A couple of them come to mind I would like to share.
Dutch Chief Rabbi Meir Just OBM was a man of understatements. A rabbi of short stature but of international greatness. Born in Hungary, he left this world much too early at the age of 102. He rests on the Mount of Olives. He did our chuppah. After signing o the ketubah, he said: We now proceed with the throwing of rice. A small bowl of uncooked rice stood on the table between us. My wife-to-be was afraid to get it in her sheitel; I was worried it would get into my beard. You know what this is for, he asked. I said: Sure, for fertility. Nothing insignificant because, together, we were already over 80. And for livelihood, he said. His hand went to the bowl. He took out three kernels of rice and placed them on the table. The ‘throwing of rice!’ One of my children recently said: And you had three children.
Reb Shlomo Carlebach, known for his songs, guitar playing, dancing, and stories, often advocated love and pleaded against hate. He even warned against hatred for evil people. Many a child and grownup enjoy making lots of noise when the name of Haman is read from the Esther scroll. Stamping, clapping, rattling, firecrackers, etc. But he would only do so at the first mention of Haman. That’s it. When overdone, hatred can jump from against the wicked to relationships between good people.
I was new to religious Judaism when I heard: You could say: ‘Why do all these small things? That must be for very committed Jews.’ But, hey, if you won’t even do the small things, how will you get to the big things? My current rabbi says: You can always make a small improvement. That’s how you can build progress. One word of anger less. One cigarette less.
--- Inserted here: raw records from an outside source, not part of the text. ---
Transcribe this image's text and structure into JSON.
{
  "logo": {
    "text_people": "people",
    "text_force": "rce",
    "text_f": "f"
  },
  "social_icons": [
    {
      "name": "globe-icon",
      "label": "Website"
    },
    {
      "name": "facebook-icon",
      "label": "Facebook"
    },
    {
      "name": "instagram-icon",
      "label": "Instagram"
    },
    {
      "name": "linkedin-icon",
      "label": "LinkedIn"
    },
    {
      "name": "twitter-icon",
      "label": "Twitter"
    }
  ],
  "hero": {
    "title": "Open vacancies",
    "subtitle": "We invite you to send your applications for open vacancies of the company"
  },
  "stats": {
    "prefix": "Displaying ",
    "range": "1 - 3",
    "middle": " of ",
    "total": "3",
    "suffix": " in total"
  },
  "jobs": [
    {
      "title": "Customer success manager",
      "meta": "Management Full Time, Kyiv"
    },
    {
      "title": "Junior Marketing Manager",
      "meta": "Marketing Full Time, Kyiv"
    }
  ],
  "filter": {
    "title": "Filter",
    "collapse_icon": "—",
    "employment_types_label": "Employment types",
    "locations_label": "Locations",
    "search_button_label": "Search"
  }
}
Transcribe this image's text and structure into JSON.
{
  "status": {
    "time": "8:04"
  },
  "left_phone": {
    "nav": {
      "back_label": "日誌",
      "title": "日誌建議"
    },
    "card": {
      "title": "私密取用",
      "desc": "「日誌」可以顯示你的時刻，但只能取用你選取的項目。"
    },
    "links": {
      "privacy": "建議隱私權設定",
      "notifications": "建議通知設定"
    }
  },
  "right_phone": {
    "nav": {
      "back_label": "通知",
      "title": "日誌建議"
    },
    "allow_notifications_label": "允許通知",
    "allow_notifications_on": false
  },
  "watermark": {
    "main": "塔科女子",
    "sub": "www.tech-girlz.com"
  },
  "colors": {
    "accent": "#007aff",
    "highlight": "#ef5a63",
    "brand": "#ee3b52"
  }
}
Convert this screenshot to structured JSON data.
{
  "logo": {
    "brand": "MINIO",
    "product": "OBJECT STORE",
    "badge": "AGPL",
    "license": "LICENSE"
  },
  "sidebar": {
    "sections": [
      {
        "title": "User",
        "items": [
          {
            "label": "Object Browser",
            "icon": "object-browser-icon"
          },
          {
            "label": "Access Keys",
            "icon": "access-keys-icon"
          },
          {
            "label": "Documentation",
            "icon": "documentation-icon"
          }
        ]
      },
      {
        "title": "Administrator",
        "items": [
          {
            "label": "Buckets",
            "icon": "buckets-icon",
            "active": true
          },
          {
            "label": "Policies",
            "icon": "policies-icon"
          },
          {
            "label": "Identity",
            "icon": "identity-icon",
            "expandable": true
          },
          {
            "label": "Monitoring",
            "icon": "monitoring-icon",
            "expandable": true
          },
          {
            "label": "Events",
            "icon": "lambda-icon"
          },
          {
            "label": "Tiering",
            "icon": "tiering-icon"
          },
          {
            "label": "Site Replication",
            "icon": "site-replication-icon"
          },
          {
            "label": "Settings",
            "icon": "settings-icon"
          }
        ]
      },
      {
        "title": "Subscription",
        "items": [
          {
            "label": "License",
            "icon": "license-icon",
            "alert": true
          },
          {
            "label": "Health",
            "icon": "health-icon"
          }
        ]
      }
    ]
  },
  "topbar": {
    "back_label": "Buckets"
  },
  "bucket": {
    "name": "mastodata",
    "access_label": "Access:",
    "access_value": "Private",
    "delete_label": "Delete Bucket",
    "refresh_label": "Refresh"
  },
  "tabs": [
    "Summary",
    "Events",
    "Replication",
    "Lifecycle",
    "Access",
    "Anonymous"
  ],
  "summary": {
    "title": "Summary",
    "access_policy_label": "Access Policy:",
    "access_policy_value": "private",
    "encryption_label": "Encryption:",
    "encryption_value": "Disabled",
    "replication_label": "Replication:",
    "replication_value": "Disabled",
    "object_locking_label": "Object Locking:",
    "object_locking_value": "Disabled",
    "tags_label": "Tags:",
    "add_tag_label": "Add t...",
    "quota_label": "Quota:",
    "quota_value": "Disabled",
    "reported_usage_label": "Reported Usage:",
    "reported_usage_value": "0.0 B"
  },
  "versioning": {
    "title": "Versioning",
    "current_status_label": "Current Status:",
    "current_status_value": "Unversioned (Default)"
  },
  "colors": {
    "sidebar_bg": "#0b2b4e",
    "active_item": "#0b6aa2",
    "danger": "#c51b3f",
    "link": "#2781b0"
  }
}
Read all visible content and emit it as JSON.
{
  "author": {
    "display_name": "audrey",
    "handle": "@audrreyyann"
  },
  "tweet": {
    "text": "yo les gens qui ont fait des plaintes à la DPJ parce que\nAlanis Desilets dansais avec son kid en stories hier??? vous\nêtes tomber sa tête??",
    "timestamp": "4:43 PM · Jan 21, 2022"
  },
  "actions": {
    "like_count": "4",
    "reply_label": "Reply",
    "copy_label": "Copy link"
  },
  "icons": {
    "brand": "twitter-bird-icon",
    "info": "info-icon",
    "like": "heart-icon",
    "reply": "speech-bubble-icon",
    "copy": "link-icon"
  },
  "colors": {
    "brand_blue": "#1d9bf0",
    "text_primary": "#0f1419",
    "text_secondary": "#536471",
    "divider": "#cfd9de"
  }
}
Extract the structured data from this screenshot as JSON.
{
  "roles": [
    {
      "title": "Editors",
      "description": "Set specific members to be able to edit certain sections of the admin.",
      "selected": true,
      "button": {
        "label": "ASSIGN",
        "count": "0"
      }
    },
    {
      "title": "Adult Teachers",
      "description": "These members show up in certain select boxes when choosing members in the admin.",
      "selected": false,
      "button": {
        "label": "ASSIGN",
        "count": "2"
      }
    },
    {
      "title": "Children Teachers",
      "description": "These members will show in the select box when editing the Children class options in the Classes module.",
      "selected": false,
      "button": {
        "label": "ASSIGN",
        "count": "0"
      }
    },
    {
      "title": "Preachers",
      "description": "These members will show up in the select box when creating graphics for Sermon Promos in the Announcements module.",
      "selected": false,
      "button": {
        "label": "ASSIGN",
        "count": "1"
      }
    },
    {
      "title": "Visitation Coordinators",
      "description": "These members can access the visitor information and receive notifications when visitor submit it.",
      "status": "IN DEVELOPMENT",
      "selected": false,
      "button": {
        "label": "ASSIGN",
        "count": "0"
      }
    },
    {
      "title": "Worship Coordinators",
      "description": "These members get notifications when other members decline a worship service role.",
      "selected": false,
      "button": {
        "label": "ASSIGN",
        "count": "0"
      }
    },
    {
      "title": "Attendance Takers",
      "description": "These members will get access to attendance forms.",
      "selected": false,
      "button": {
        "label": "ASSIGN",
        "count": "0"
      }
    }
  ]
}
At the end of the Hoshannah Rabbah morning service, the day before Simchat Torah, the custom is that beat five willow branches bound together against the floor. Some do that in the synagogue, others outside. Some beat as if it is a rug to clean. In Amsterdam, we did this in the synagogue. Five light taps on the floor. It would be common, after that, to maybe find one leaf on the floor. Not like in a forest.
The kiddush has the words: ‘And on the seventh day, He stopped, and revived.’ If you put a dot in the B, ב, you changed Shavvat into Shabbat, and you say totally something else: And on the seventh day it was Shabbat and He revived. Then, the Prayers have: ‘A remembrance of the Deeds of the Beginning (of Creation).’ If you put a dot in the B, it absurdly means: ‘At the Beginning (of Creation), there is a remembrance of the deeds.’ Or take: ‘He blesses His People (and their friends) with peace.’ Put a dot in the B and it becomes: ‘In peace, He blesses His People (and their friends). Before you drink the grape juice, you hopefully honor: ‘the Creator of the fruit of the vine.’ But if you omit the dot in the P, פ, and say not’ P’ree,’ but ‘F’ree’, atheistically, you say: ‘The vine is the creator of the fruit.’ Just like the culinary difference between “Let’s eat grandma” and “Let’s eat, grandma.”
Recently, someone in shul, younger than me but already on pension too, looked worn out. After the service, I told him: May Hashem soon return to you your energy and happiness. He immediately smiled and said: ‘Does it look so bad?’ It did. Reb Shlomo called that: I fixed him. I did nothing big. The next day, I saw him on my way out. He came to the second Minyan: I overslept. He looked guilty. I said: May it be for your health. He said: Amen. Small things. Have a nice day. Enjoy the holidays. Today is the death day of Rabbi Nachman ben Simchah of Breslav. Let’s be happy in his honor.